WHAT YOU HAVE TO DO: Your task is to show every line in the listing below that includes "data".
=== Begin Enclosure ===
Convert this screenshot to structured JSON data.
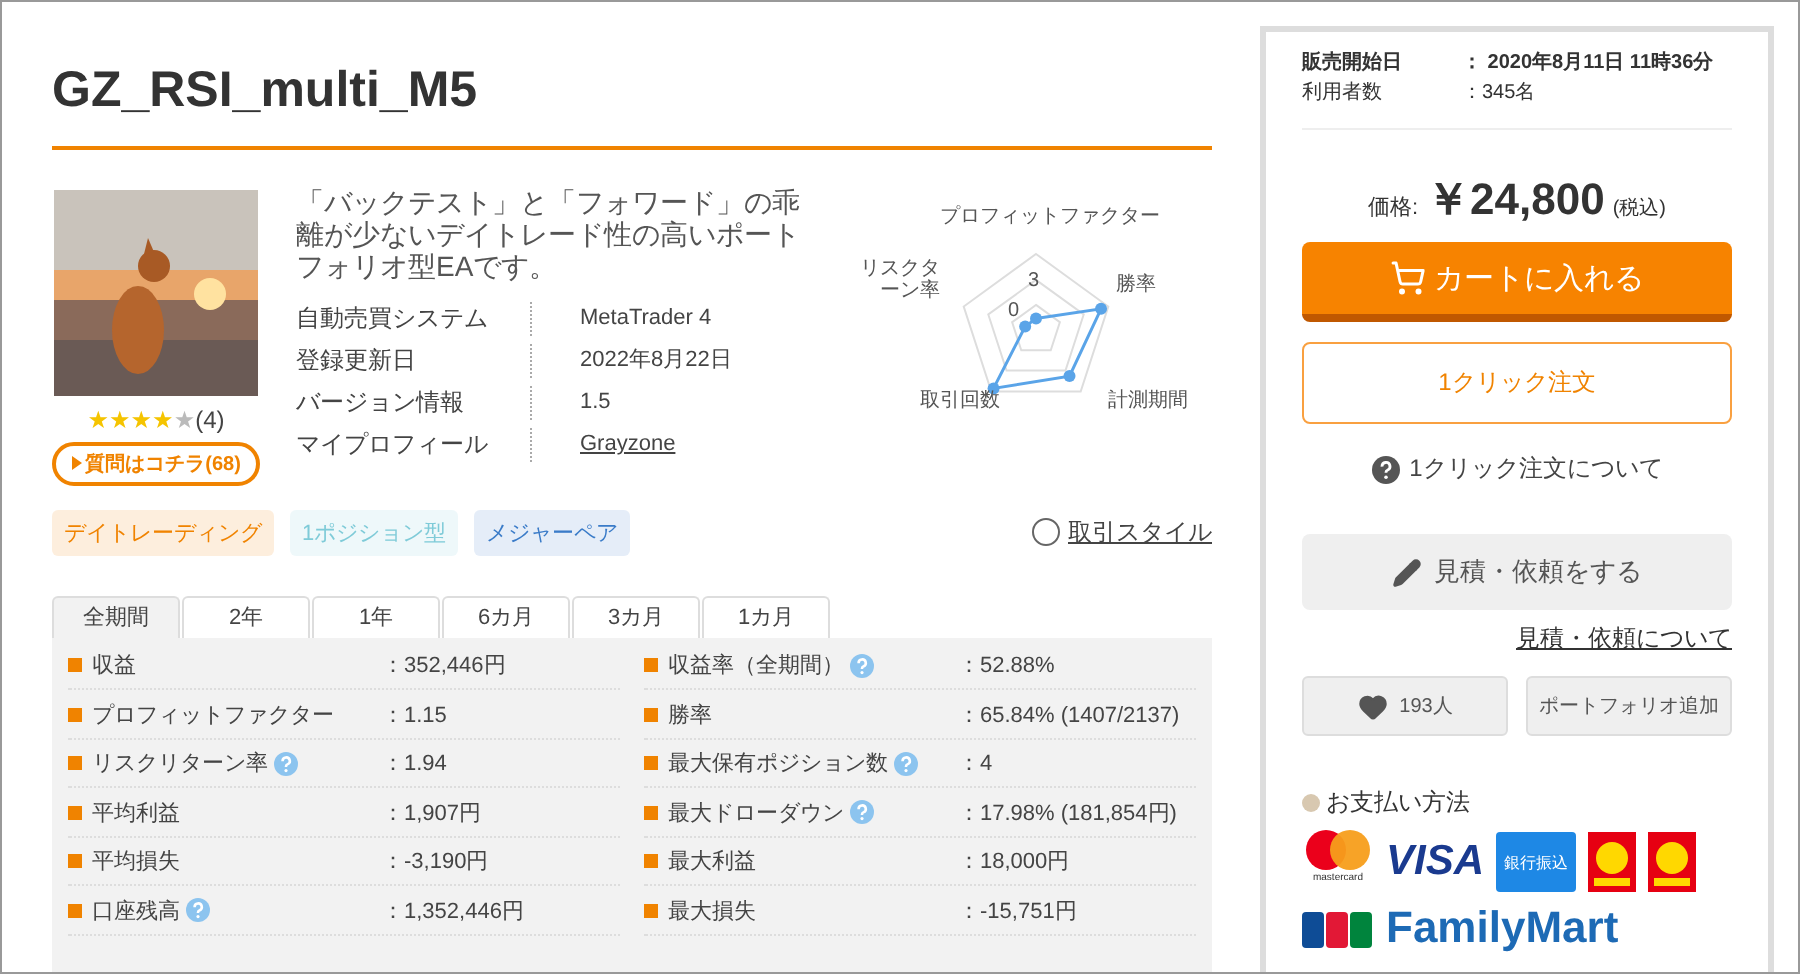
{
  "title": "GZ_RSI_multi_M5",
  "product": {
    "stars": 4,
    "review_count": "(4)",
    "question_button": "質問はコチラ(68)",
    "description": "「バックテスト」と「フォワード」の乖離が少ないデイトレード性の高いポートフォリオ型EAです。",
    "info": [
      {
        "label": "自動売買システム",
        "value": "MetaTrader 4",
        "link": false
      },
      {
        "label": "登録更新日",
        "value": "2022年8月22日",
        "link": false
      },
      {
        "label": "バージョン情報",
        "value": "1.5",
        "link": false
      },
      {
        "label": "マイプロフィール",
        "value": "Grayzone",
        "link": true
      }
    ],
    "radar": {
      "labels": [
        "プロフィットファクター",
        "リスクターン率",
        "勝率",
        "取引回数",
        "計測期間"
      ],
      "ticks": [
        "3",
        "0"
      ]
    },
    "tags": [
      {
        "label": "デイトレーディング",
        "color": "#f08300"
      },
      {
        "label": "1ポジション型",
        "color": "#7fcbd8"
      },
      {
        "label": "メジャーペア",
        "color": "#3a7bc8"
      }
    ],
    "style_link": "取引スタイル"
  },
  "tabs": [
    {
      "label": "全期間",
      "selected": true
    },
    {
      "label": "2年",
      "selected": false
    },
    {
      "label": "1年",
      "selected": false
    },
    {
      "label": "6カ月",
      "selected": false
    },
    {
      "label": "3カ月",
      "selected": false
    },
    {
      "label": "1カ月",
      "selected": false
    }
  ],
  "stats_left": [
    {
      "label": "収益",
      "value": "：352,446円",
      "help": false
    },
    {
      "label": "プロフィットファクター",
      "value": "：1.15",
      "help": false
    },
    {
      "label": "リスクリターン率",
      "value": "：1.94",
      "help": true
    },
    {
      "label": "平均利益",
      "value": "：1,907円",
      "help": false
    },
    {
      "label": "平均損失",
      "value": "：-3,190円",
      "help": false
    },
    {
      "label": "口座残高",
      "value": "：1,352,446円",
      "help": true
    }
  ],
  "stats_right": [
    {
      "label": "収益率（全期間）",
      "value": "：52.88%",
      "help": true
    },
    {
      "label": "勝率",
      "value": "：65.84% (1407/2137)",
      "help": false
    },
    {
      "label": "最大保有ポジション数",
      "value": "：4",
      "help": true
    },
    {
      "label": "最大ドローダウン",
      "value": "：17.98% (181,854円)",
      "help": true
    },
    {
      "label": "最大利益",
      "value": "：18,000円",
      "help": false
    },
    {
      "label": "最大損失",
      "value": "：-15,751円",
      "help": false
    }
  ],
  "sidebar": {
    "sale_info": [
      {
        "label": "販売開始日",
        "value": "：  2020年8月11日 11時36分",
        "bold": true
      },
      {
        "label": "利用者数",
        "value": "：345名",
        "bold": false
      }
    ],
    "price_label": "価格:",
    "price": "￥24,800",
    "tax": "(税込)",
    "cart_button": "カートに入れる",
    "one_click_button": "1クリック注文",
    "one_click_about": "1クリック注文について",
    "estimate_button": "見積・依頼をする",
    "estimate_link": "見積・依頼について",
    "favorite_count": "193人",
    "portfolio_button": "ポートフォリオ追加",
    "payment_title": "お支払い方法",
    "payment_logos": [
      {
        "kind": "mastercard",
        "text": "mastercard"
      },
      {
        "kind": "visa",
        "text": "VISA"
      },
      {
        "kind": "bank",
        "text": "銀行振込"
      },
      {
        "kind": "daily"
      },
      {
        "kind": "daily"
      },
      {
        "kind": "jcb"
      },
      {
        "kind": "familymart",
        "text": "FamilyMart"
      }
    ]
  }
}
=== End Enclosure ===
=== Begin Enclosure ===
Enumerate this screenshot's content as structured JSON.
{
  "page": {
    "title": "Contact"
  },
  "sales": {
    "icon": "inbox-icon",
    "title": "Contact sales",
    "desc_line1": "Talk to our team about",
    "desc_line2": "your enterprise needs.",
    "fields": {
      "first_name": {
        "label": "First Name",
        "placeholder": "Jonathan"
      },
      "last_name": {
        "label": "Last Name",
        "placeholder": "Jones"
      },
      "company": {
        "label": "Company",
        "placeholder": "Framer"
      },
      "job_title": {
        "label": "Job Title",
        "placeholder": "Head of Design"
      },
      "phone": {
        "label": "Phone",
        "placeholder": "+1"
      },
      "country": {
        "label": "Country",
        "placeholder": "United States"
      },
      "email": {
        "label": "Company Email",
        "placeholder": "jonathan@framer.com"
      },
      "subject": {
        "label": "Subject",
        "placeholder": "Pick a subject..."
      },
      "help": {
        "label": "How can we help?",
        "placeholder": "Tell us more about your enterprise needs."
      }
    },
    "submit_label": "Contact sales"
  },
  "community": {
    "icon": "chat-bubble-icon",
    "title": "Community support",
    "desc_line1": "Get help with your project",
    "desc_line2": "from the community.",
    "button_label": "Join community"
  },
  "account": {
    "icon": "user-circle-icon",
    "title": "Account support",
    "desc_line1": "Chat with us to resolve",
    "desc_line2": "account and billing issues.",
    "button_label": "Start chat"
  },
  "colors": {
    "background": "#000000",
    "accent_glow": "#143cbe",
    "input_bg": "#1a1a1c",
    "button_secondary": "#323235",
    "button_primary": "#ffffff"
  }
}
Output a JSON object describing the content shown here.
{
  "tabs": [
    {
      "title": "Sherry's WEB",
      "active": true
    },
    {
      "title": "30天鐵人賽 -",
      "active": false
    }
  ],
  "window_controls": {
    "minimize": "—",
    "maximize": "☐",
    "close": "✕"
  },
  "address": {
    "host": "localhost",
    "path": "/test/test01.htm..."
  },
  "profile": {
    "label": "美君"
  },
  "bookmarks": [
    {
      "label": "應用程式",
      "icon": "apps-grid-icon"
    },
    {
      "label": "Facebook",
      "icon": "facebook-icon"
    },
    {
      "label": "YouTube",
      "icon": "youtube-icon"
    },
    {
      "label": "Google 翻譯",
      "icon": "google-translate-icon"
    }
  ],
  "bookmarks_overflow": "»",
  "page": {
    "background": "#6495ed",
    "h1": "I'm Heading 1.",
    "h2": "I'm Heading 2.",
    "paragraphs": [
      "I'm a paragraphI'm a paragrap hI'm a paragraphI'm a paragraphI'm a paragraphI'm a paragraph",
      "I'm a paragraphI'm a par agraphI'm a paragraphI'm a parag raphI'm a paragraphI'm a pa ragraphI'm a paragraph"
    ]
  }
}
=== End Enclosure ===
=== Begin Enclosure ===
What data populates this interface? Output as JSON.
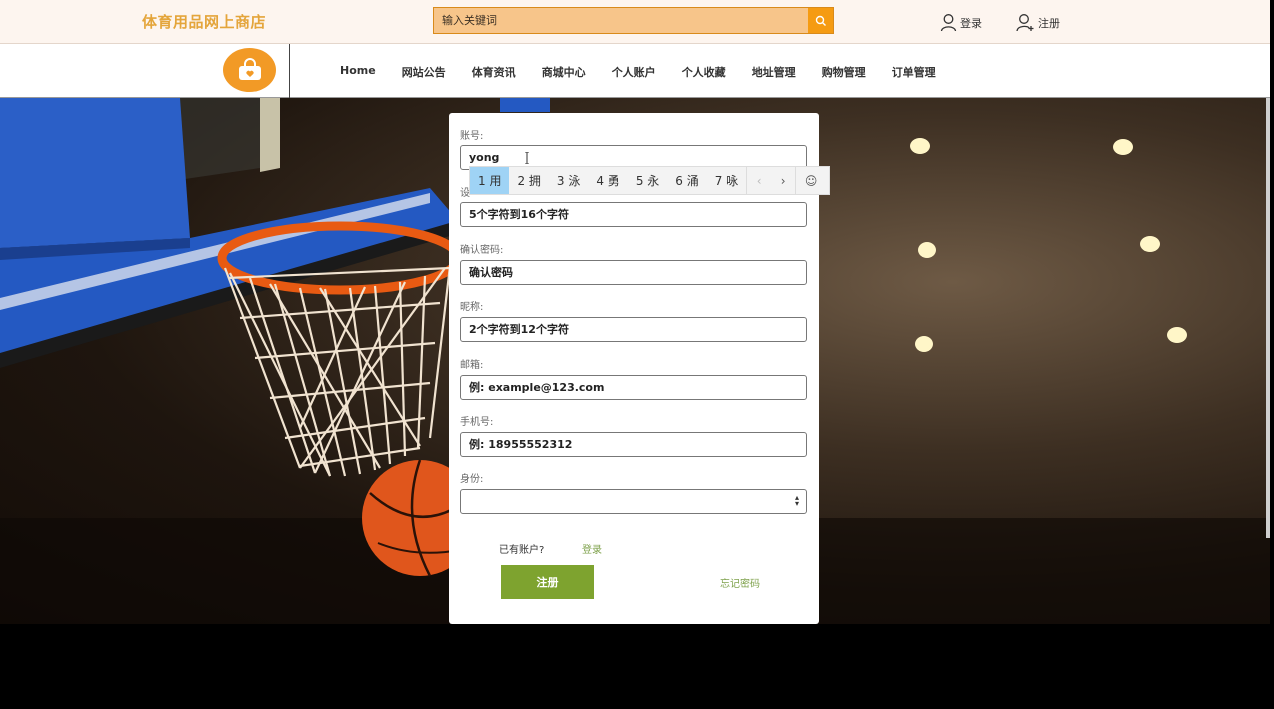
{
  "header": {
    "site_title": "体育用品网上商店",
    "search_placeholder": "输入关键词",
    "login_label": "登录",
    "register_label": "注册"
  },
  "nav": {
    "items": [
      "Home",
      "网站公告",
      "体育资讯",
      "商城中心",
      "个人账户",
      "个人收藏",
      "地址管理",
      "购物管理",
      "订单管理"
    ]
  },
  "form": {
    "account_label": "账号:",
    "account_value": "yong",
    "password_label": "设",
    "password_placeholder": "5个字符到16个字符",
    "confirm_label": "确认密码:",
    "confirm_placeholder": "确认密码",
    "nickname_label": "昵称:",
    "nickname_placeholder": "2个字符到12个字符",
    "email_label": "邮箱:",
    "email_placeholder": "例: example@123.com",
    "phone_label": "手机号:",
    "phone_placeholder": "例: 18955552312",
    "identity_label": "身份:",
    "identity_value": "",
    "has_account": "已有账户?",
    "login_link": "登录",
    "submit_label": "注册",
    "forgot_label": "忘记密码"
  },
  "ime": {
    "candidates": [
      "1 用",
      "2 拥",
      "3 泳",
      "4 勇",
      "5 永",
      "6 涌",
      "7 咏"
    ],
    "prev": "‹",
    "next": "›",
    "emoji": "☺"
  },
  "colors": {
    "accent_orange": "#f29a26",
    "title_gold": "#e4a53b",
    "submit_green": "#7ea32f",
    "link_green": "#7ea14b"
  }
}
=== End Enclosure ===
WRITTEN SOLUTION:
Convert this screenshot to structured JSON data.
What data populates this interface? Output as JSON.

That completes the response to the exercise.